**Data entries**
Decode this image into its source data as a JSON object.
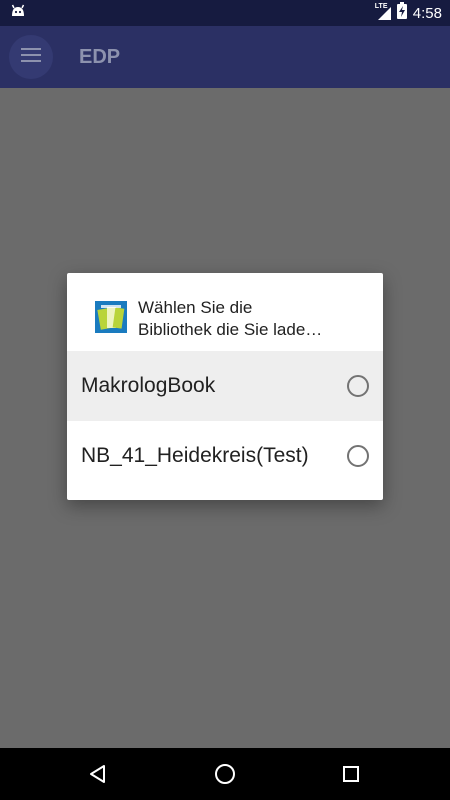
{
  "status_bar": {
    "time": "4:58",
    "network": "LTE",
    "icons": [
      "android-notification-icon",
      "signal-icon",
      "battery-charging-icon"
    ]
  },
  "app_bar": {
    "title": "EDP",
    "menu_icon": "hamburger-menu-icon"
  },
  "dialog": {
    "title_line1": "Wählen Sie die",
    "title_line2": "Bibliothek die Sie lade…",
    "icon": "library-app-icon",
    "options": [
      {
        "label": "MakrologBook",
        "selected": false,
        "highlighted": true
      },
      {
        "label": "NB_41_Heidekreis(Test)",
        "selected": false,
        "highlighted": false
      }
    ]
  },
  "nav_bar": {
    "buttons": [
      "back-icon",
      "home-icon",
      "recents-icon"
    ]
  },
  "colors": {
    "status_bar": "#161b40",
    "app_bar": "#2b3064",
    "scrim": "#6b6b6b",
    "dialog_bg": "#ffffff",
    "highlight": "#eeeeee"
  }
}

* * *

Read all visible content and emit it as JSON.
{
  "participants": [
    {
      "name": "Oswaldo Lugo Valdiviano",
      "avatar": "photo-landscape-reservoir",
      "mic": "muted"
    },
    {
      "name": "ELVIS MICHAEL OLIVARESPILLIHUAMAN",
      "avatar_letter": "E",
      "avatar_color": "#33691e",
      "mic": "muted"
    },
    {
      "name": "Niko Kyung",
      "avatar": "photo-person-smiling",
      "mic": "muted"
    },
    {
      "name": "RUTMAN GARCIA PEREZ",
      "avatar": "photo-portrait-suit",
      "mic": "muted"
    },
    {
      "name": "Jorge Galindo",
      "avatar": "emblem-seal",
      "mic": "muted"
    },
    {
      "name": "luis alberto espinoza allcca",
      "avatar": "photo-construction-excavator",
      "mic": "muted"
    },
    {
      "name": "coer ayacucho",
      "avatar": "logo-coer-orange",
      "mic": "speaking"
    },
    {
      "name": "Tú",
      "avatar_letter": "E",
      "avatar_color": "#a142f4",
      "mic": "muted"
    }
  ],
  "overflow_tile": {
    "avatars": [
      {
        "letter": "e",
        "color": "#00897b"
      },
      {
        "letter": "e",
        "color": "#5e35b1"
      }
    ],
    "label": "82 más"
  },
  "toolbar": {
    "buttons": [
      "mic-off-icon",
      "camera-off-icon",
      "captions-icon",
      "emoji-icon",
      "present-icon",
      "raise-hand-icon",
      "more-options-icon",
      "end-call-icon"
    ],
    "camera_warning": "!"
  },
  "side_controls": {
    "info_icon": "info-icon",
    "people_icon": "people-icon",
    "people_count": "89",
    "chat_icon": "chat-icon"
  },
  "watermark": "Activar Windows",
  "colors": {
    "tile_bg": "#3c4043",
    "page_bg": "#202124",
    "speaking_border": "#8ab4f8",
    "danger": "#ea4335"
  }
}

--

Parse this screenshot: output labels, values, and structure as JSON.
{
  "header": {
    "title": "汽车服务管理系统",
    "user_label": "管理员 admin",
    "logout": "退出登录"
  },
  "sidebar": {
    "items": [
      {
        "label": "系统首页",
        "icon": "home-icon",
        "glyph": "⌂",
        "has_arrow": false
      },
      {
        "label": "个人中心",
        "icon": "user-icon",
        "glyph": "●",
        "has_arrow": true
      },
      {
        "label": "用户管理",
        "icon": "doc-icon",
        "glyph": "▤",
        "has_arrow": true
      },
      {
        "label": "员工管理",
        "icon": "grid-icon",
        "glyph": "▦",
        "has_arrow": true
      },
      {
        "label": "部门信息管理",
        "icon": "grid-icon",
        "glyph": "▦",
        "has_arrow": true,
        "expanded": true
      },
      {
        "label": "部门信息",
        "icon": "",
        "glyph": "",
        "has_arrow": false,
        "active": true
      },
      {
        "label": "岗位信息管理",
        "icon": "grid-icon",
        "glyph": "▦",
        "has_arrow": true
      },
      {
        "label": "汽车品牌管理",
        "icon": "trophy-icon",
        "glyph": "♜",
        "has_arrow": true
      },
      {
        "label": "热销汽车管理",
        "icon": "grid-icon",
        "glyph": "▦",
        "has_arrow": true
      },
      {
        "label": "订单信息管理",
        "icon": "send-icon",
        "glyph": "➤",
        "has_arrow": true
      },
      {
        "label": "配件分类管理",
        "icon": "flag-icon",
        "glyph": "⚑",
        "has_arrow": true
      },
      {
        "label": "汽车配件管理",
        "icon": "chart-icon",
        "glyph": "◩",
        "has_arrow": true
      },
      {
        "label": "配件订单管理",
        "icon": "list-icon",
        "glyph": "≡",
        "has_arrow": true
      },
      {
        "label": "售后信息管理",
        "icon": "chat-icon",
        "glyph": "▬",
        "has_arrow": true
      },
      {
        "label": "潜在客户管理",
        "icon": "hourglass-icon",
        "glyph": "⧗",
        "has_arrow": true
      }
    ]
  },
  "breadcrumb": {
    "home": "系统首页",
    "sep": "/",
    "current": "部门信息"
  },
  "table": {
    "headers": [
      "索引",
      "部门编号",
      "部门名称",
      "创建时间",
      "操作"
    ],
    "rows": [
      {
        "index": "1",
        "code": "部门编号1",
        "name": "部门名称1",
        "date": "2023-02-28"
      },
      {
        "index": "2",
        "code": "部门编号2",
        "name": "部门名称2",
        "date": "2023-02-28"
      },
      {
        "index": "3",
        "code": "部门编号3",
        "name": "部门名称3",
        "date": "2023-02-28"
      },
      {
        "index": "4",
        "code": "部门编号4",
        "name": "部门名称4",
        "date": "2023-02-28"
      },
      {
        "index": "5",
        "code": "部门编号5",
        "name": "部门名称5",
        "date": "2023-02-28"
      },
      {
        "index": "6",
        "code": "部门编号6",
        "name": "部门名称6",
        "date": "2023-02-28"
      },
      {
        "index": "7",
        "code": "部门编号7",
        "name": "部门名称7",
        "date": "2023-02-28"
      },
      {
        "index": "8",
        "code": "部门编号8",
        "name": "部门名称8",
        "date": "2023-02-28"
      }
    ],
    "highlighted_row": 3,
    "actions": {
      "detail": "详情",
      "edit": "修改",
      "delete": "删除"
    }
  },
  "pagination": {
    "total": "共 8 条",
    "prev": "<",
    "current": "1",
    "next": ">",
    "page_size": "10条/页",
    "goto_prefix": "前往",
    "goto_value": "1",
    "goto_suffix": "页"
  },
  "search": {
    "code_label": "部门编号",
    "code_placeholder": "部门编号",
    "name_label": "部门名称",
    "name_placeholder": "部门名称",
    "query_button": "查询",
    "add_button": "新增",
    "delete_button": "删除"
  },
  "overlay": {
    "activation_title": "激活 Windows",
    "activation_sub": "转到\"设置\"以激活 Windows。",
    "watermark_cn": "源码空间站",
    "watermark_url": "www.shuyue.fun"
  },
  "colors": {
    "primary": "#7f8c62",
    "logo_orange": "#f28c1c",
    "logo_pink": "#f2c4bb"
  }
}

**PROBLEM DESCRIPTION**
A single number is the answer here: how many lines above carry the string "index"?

**RESULT**
8